It's true that an individuals life and
health energies show in the drops of their blood. Using high
powered video microscopes to evaluate the shapes and other
properties of individual blood cells can be very revealing.
Often things are noticed that are never seen using traditional
methods of blood screening.
In itself, live blood screening with microscopy is not a
diagnostic procedure. However, it can often point you in a
direction to take for further diagnostic testing. For our
purposes, we simply want to view the "terrain" of the blood to
catch a glimpse of the overall "toxic load" and consequent state
of health of our client.
Of the information that follows in this section, some is found
in medical physiology textbooks and is taught in hematology and
microbiology classes. Some of the information (particularly that
which deals with nutritional aspects of blood morphology) is

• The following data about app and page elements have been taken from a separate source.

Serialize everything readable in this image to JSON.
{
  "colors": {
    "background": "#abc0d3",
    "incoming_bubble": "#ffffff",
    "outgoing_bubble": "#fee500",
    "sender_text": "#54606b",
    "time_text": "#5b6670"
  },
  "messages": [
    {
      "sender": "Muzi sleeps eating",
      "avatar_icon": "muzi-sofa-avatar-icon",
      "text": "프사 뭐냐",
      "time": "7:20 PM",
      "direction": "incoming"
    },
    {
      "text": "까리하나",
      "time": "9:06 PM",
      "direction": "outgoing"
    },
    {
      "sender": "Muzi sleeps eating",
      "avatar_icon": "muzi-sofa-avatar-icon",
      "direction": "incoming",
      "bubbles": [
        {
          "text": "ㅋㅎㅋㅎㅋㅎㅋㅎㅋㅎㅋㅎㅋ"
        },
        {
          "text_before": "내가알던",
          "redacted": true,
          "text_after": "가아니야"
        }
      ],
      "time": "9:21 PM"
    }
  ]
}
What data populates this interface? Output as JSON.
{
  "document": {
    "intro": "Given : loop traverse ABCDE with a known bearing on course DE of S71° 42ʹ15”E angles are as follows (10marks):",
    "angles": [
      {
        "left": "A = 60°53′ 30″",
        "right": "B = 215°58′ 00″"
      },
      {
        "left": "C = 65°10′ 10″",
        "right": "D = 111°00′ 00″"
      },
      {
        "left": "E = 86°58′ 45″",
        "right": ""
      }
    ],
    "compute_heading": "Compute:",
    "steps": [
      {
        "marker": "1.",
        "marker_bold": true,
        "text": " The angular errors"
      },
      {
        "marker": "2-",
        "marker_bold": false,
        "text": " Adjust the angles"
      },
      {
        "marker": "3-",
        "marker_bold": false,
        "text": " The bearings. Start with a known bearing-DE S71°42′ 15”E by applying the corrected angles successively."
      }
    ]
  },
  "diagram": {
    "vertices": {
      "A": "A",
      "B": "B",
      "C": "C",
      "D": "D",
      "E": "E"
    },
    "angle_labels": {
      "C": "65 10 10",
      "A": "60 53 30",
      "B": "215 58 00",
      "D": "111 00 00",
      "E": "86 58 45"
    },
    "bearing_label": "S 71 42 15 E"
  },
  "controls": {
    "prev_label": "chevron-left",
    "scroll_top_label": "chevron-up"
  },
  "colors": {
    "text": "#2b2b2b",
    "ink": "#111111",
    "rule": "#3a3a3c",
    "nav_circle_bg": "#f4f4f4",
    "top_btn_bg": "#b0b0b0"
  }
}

usually taught to health professionals through continuing
education and alternative type programs. As traditional medical
and dietetic training is generally inadequate where disease

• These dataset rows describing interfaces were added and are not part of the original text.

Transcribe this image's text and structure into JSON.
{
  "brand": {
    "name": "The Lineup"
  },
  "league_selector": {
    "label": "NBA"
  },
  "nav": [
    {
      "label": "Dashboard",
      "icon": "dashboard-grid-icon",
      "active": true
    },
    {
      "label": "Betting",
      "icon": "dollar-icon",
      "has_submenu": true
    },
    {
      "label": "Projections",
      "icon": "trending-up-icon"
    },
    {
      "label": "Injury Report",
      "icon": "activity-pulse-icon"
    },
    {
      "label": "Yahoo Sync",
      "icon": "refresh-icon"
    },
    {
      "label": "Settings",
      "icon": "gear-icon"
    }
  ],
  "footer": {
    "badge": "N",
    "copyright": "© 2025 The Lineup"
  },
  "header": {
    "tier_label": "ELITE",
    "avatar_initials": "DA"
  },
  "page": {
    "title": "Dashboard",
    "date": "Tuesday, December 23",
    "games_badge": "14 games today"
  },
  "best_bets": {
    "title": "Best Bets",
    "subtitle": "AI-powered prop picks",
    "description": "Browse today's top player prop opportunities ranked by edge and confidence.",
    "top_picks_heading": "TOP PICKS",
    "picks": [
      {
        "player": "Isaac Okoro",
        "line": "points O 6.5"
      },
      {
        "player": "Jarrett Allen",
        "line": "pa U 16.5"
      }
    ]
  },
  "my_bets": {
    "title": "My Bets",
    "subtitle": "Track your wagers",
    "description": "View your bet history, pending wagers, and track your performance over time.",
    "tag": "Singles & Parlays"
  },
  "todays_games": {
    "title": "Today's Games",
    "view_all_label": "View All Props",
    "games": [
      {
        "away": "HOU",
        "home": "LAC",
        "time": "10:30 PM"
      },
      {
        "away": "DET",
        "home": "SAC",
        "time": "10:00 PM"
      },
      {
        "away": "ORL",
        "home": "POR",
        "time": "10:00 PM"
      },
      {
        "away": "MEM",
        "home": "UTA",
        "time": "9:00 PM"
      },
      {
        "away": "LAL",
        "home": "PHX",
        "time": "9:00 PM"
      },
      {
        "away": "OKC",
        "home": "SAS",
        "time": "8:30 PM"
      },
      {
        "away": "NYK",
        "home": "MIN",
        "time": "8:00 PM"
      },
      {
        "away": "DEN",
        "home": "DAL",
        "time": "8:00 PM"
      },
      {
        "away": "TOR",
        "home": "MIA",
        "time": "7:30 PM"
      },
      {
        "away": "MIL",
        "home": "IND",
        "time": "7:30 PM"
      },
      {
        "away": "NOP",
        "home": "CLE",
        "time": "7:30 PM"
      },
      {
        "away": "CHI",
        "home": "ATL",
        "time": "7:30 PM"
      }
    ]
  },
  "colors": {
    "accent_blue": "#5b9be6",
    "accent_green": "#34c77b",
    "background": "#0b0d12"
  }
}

prevention is concerned and often based on incorrect assumptions
about health, these alternative programs serve as a much needed
venue to disseminate this information. It can be controversial.
I say controversial because the definitions, findings, causes,
and correlation's are often the subject of debate. On one hand
there is traditional hematology, on the other is standard
hematology overlaid on a nutritional framework with different
ways of thinking about health and disease. There are varying
perspectives of what the observed morphology actually means.
Some are correct, some are not.
Further complicating matters, many
microbiologists seem to work in a vacuum. Three microbiologists
may see or have discovered the same thing, but they each call it
by a different name. Going further, some biologists have
entertained entirely different philosophies.
When the serious student of health begins to dig into all
aspects of healing, he inevitably unfolds the theories of
disease and concepts of microbial pleomorphism as espoused by
individuals like Antoine Bechamp and Guenther Enderlein.
Enderlein was a German microbiologist who researched deeply in
this area which I refer to as the German biological perspective.
For purposes of understanding blood morphology as espoused by
some microscopists/biologists, this area of study is necessary.
Unfortunately, American hematology and medical students do not
get this perspective. Consequently, the American health system
is ignorant of some core historical biological thought provoking
ideas and that could potentially incubate new discoveries.
material takes you into these areas. The intent is to give you a
solid foundation in which you can further pursue each area as
you desire. The majority of what follows has explanations from
standard hematology, expanded views from the medical
perspective, and associated thinking and suggested tests that
may be run by a traditional medical practitioner (and some tests
used by alternative practitioners) if he/she were to have a
specific microscopic finding. During the workshop, you will have
the benefit of instructor clarifications and expanded insights.
Additionally, I've included a brief overview of the
"alternative" pleomorphic biological perspective for most of the